As he lays out a history of representations of gay Mormons in his introduction, Argetsinger makes an intriguing observation about the authors of such work—namely, that for the most well-known artistic engagements with Mormonism and homosexuality, their authors are not Mormon. (Think Tony Kushner.) “Was it possible that non-Mormons were more interested in the notion of Mormons and homosexuality than GLBT Mormons themselves?” Is it possible that I brought to this collection, as a non-Mormon, a certain voyeuristic desire? Was I wanting something more than off-handed references to missions and bishops and the Book of Mormon because I want access to the “exotic” secret practices of Mormons? At the end of the day, as much as I enjoyed some of the individual contributions, was I disappointed in the collection as a whole because it was not collected for me? Given the dearth of representations of gay Mormons (and, Argetsinger means “gay,” as in male—there are no Mormon lesbians here) in mass culture, is it enough to collect familiar stories of teenage experimentation, drunken sexual romps, traumatic comings out with Mormon verbiage as trappings? Possibly.
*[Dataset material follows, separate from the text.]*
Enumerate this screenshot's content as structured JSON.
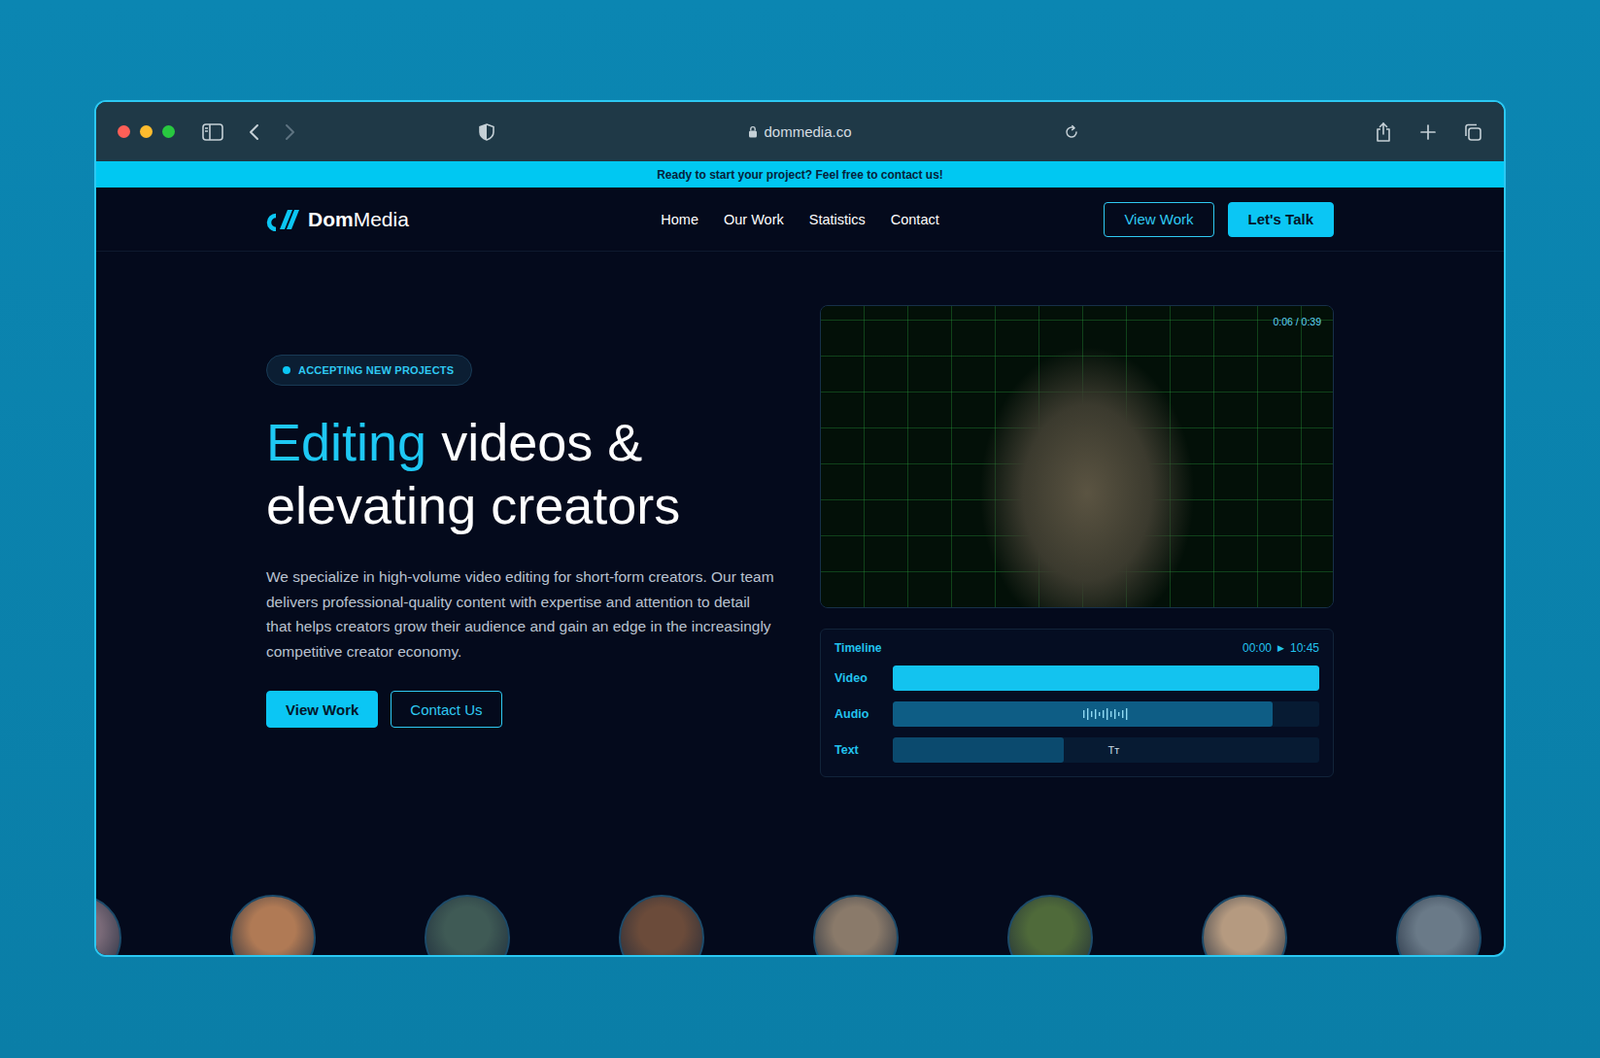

Mormon readers may resonate with this collection in a way that I simply cannot because they will feel seen and recognized; they will understand subtle allusions and references that are lost on me. They will feel that a world they inhabit(ed) in isolation is now a place for collective existence. And, just so it is absolutely clear, let me underscore: the non-Mormon reader will find much pleasure in reading the stories collected here. Many of the stories and authors included in this volume, as noted above, deserve to find broader audiences. But the reader of this collection will not find her or his longing for a rich, nuanced, complex picture of gay Mormon life satisfied. But, as Argetsinger’s story of this collection’s origins remind us, projects spawn projects. Who knows what the next gathering of gay Mormon voices will reveal.
Reviewed by Kent Brintnall